But Cain’s campaign is attempting to rewrite the rules for how to wage a winning campaign by relying on a team of committed volunteers, rather than paid professionals, to do most of the grunt work, while the candidate himself leaves a light footprint in the early voting states.
“I’ve been in a lot of campaigns and I can tell you I’ve not been in a campaign that is so volunteer-driven as this one,” said Steve Grubbs, a former Iowa GOP chairman and longtime presidential campaign veteran, who signed on to lead Cain’s Iowa effort earlier this month. “The only job for the paid staffers is to use their time to leverage volunteers. So if one staffer mobilizes 50 volunteers a day, you get hundreds of volunteer hours per staffer. That’s the model, and it only works if you have this group of deeply passionate people for the candidate and the campaign.”
The collective presidential campaign experience held by Cain’s four paid Iowa staffers — all of whom came aboard in June — is minimal at best…

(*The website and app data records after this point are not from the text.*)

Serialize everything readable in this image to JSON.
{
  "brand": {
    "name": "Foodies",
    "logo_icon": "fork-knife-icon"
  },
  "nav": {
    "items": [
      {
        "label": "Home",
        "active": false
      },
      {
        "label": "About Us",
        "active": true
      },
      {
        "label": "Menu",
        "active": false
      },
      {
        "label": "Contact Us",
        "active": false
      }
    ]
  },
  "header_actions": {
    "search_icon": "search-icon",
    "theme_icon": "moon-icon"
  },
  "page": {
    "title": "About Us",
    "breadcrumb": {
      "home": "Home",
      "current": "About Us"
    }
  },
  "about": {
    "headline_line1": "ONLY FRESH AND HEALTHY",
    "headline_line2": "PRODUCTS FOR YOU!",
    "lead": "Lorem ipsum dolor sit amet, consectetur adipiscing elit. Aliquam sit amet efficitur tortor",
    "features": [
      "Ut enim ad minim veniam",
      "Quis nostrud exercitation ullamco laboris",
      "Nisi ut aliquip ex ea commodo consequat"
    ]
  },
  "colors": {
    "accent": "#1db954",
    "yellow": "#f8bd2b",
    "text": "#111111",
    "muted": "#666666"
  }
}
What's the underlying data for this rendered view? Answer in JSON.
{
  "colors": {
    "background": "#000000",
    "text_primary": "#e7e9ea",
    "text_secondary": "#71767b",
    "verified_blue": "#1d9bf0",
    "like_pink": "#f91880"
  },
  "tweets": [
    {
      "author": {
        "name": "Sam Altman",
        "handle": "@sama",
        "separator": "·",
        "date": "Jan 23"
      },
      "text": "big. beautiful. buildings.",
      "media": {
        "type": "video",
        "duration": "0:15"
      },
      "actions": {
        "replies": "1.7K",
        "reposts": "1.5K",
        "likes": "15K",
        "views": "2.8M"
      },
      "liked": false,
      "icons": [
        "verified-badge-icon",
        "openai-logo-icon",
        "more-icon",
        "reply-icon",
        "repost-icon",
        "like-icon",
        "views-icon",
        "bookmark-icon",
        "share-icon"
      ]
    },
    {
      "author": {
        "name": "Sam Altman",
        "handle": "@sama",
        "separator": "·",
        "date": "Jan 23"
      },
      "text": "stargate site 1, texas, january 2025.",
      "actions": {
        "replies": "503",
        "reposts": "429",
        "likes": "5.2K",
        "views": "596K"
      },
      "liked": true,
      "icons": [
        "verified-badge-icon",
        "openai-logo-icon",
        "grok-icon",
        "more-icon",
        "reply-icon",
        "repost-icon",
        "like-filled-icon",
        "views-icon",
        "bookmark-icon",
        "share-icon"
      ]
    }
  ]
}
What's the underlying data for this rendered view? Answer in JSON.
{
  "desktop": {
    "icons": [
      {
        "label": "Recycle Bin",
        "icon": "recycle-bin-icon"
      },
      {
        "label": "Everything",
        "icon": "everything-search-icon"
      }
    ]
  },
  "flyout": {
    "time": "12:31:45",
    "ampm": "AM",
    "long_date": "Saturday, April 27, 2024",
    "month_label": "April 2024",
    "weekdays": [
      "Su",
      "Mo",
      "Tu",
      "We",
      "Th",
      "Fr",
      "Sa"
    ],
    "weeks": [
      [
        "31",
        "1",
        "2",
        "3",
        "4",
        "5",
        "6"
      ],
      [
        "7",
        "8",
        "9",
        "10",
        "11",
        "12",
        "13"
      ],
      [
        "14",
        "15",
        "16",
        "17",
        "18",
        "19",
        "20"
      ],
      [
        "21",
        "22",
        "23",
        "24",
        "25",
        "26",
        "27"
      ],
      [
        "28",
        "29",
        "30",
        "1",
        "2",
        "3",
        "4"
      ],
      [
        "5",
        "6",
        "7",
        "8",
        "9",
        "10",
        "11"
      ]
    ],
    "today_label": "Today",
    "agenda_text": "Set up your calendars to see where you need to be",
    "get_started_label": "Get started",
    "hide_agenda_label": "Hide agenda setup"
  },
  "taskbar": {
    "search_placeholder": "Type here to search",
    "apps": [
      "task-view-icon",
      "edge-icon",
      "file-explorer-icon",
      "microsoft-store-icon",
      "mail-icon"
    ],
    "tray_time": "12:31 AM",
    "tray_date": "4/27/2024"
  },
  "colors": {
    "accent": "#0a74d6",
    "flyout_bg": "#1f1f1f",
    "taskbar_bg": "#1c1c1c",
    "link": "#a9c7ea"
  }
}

There is no apparent plan in the works to expand the Iowa payroll, although Lockwood said she overheard a conversation about “something referred to as a rapid response team” potentially descending on the state once Caucus Day gets nearer.